Introducing the API Gateway Pattern
Software often interacts with other systems. Such interaction can be as libraries, remote calls to external services or with specific files or databases. In some cases, a system may use (or may connect to) some form of API that produces mismatching results. Whenever this occurs, developer Martin Fowler recommends implementing a gateway. He defines it as “a piece of code within our system that interacts with the interface of the gateway, which is designed to work in the terms that our system uses.”
To create a gateway, developers first need to understand what the code needs to do. How should it interact with the external system? How many systems are there? The gateway first translates the system’s function calls into requirements a foreign API can read. The system then receives the results and translates them back into consumable code.
Fowler insists that gateways should only focus on translating domestic and foreign concepts. This is bettemoreing additional actions. He does suggest adding a connection object (that is, a session between a Java application and a database) to the gateway’s simple structure. The gateway is able to translate its parameters into a foreign signature. Once translated, it can call the connection using that same signature.

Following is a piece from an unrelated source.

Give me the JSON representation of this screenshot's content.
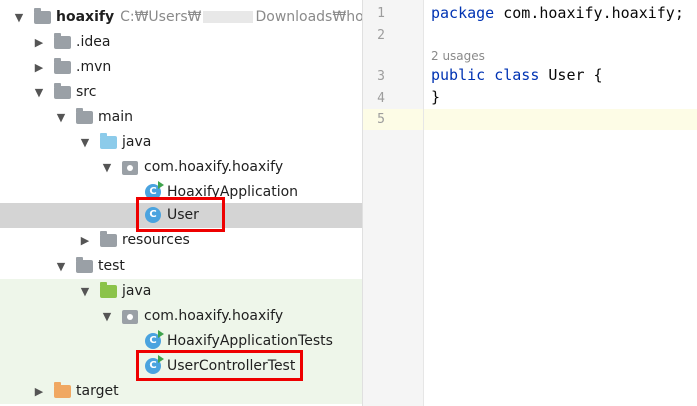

In the original Gang of Four Patterns, quoted in the previous section, there is no mention to payment gateways. This pattern takes elements from both Facade and Adapter patterns. However, in an Adapter pattern, both interfaces are already present. In the gateway’s pattern, the system’s interface is being defined as it interacts with the foreign element. To Fowler, this makes it a different pattern altogether.
When to use an API gateway pattern?
A gateway pattern is recommended whenever a system needs to access external software and connecting to this external element is difficult. Such is the case of a payment gateway, which connects multiple key players, from merchants and banks, to a payment platform.
An API gateway pattern is useful whenever a system requires access to remote services. Because the gateway removes the need for a slow remote call, developers also recommend using it for external systems. Another virtue of a gateway is its ability to swap out one external system for another. The system can switch to a new external system without having to adjust the code for every interaction with a new system.
One of the key purposes of a gateway is to act as a translator for foreign vocabulary that will complicate the main or host code. This sounds like a trivial decision, right? It isn’t! Using foreign vocabulary on a project’s own source code can mean an uncalled effort. As Fowler puts it, instead of wrapping a language’s collection classes, it is easier to accept this new vocabulary as part of the system itself.